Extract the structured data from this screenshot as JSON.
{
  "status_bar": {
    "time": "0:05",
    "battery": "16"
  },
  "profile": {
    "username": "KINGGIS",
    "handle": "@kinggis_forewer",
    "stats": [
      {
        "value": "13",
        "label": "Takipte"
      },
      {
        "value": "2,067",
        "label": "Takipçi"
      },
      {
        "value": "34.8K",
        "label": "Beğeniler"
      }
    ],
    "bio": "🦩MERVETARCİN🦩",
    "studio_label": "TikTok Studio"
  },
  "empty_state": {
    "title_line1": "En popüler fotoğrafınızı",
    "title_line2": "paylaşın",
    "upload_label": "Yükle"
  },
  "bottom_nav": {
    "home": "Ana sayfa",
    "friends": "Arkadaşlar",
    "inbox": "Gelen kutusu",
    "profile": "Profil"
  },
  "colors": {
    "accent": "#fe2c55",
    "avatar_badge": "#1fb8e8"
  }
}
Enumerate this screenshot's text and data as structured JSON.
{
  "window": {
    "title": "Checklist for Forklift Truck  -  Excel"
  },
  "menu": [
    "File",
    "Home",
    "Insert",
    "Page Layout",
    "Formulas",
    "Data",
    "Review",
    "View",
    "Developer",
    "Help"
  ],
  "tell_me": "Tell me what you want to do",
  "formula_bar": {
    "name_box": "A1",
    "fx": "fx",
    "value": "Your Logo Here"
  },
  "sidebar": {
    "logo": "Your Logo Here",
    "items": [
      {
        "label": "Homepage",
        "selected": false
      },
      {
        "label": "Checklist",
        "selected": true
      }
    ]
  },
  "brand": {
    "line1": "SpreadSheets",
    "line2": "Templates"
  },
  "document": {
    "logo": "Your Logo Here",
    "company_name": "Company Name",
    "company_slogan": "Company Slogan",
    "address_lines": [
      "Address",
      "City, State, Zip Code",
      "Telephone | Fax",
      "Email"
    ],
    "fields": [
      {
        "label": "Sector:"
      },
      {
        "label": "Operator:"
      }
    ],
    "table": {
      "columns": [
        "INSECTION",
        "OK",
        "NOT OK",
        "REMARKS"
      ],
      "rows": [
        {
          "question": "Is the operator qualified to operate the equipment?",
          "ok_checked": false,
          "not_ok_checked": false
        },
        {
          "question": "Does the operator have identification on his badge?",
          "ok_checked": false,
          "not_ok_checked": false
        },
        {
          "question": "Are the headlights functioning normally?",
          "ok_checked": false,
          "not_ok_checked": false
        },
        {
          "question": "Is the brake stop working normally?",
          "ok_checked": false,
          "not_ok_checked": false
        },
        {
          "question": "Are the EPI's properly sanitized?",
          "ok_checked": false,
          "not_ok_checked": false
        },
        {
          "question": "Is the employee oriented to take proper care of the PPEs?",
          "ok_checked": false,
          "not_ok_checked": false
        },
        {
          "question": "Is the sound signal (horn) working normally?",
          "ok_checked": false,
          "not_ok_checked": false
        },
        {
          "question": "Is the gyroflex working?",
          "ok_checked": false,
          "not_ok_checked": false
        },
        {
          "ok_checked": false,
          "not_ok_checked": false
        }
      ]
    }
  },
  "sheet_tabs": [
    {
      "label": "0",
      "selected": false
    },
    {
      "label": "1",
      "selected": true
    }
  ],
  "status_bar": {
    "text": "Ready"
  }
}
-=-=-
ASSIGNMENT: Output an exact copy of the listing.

RESPONSE TO THE EXERCISE:
Extract the structured data from this screenshot as JSON.
{
  "status_bar": {
    "time": "0:05",
    "battery": "16"
  },
  "profile": {
    "username": "KINGGIS",
    "handle": "@kinggis_forewer",
    "stats": [
      {
        "value": "13",
        "label": "Takipte"
      },
      {
        "value": "2,067",
        "label": "Takipçi"
      },
      {
        "value": "34.8K",
        "label": "Beğeniler"
      }
    ],
    "bio": "🦩MERVETARCİN🦩",
    "studio_label": "TikTok Studio"
  },
  "empty_state": {
    "title_line1": "En popüler fotoğrafınızı",
    "title_line2": "paylaşın",
    "upload_label": "Yükle"
  },
  "bottom_nav": {
    "home": "Ana sayfa",
    "friends": "Arkadaşlar",
    "inbox": "Gelen kutusu",
    "profile": "Profil"
  },
  "colors": {
    "accent": "#fe2c55",
    "avatar_badge": "#1fb8e8"
  }
}
Enumerate this screenshot's text and data as structured JSON.
{
  "window": {
    "title": "Checklist for Forklift Truck  -  Excel"
  },
  "menu": [
    "File",
    "Home",
    "Insert",
    "Page Layout",
    "Formulas",
    "Data",
    "Review",
    "View",
    "Developer",
    "Help"
  ],
  "tell_me": "Tell me what you want to do",
  "formula_bar": {
    "name_box": "A1",
    "fx": "fx",
    "value": "Your Logo Here"
  },
  "sidebar": {
    "logo": "Your Logo Here",
    "items": [
      {
        "label": "Homepage",
        "selected": false
      },
      {
        "label": "Checklist",
        "selected": true
      }
    ]
  },
  "brand": {
    "line1": "SpreadSheets",
    "line2": "Templates"
  },
  "document": {
    "logo": "Your Logo Here",
    "company_name": "Company Name",
    "company_slogan": "Company Slogan",
    "address_lines": [
      "Address",
      "City, State, Zip Code",
      "Telephone | Fax",
      "Email"
    ],
    "fields": [
      {
        "label": "Sector:"
      },
      {
        "label": "Operator:"
      }
    ],
    "table": {
      "columns": [
        "INSECTION",
        "OK",
        "NOT OK",
        "REMARKS"
      ],
      "rows": [
        {
          "question": "Is the operator qualified to operate the equipment?",
          "ok_checked": false,
          "not_ok_checked": false
        },
        {
          "question": "Does the operator have identification on his badge?",
          "ok_checked": false,
          "not_ok_checked": false
        },
        {
          "question": "Are the headlights functioning normally?",
          "ok_checked": false,
          "not_ok_checked": false
        },
        {
          "question": "Is the brake stop working normally?",
          "ok_checked": false,
          "not_ok_checked": false
        },
        {
          "question": "Are the EPI's properly sanitized?",
          "ok_checked": false,
          "not_ok_checked": false
        },
        {
          "question": "Is the employee oriented to take proper care of the PPEs?",
          "ok_checked": false,
          "not_ok_checked": false
        },
        {
          "question": "Is the sound signal (horn) working normally?",
          "ok_checked": false,
          "not_ok_checked": false
        },
        {
          "question": "Is the gyroflex working?",
          "ok_checked": false,
          "not_ok_checked": false
        },
        {
          "ok_checked": false,
          "not_ok_checked": false
        }
      ]
    }
  },
  "sheet_tabs": [
    {
      "label": "0",
      "selected": false
    },
    {
      "label": "1",
      "selected": true
    }
  ],
  "status_bar": {
    "text": "Ready"
  }
}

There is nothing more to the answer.